● **TASK PROMPT**:
Pull every line holding the string "Giménez" from the records below.

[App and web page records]
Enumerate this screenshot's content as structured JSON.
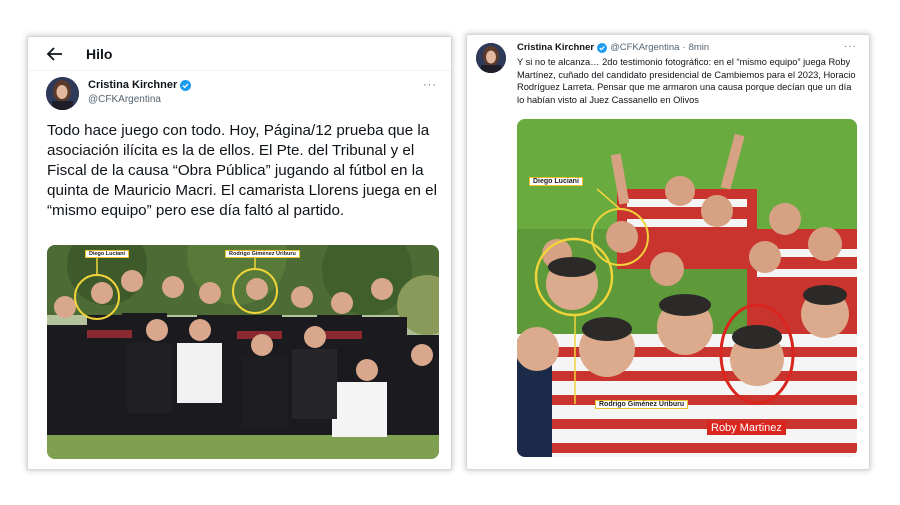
{
  "left_tweet": {
    "header_title": "Hilo",
    "author_name": "Cristina Kirchner",
    "author_handle": "@CFKArgentina",
    "more": "···",
    "text": "Todo hace juego con todo. Hoy, Página/12 prueba que la asociación ilícita es la de ellos. El Pte. del Tribunal y el Fiscal de la causa “Obra Pública” jugando al fútbol en la quinta de Mauricio Macri. El camarista Llorens juega en el “mismo equipo” pero ese día faltó al partido.",
    "photo_labels": {
      "person_a": "Diego Luciani",
      "person_b": "Rodrigo Giménez Uriburu"
    }
  },
  "right_tweet": {
    "author_name": "Cristina Kirchner",
    "author_handle": "@CFKArgentina",
    "separator": "·",
    "time": "8min",
    "more": "···",
    "text": "Y si no te alcanza… 2do testimonio fotográfico: en el “mismo equipo” juega Roby Martínez, cuñado del candidato presidencial de Cambiemos para el 2023, Horacio Rodríguez Larreta. Pensar que me armaron una causa porque decían que un día lo habían visto al Juez Cassanello en Olivos",
    "photo_labels": {
      "person_a": "Diego Luciani",
      "person_b": "Rodrigo Giménez Uriburu",
      "person_c": "Roby Martinez"
    }
  },
  "colors": {
    "verified": "#1d9bf0",
    "highlight_yellow": "#f0d43a",
    "highlight_red": "#d9251d",
    "text_primary": "#0f1419",
    "text_secondary": "#536471"
  },
  "icons": {
    "back": "arrow-left-icon",
    "verified": "verified-badge-icon",
    "more": "more-horizontal-icon"
  }
}
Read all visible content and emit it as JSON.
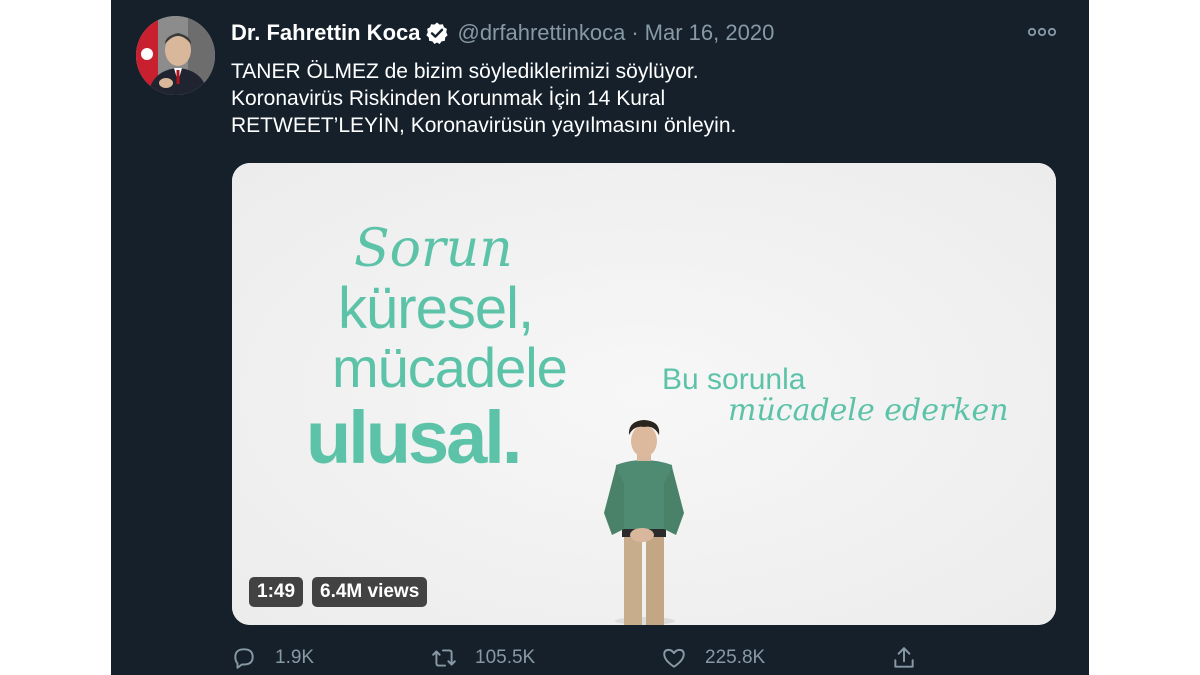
{
  "tweet": {
    "author": {
      "display_name": "Dr. Fahrettin Koca",
      "handle": "@drfahrettinkoca",
      "verified_icon": "verified-badge-icon"
    },
    "separator": "·",
    "date": "Mar 16, 2020",
    "more_icon": "more-horizontal-icon",
    "text_lines": [
      "TANER ÖLMEZ de bizim söylediklerimizi söylüyor.",
      "Koronavirüs Riskinden Korunmak İçin 14 Kural",
      "RETWEET’LEYİN, Koronavirüsün yayılmasını önleyin."
    ],
    "media": {
      "slogan_lines": [
        "Sorun",
        "küresel,",
        "mücadele",
        "ulusal.",
        "Bu sorunla",
        "mücadele ederken"
      ],
      "accent_color": "#5cc3a8",
      "duration": "1:49",
      "views": "6.4M views"
    },
    "actions": {
      "reply": {
        "icon": "reply-icon",
        "count": "1.9K"
      },
      "retweet": {
        "icon": "retweet-icon",
        "count": "105.5K"
      },
      "like": {
        "icon": "heart-icon",
        "count": "225.8K"
      },
      "share": {
        "icon": "share-icon"
      }
    }
  },
  "colors": {
    "background": "#15202b",
    "text_primary": "#ffffff",
    "text_secondary": "#8899a6",
    "verified_blue": "#1da1f2"
  }
}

● **EXERCISE SOLUTION**:
      "person_b": "Rodrigo Giménez Uriburu"
      "person_b": "Rodrigo Giménez Uriburu",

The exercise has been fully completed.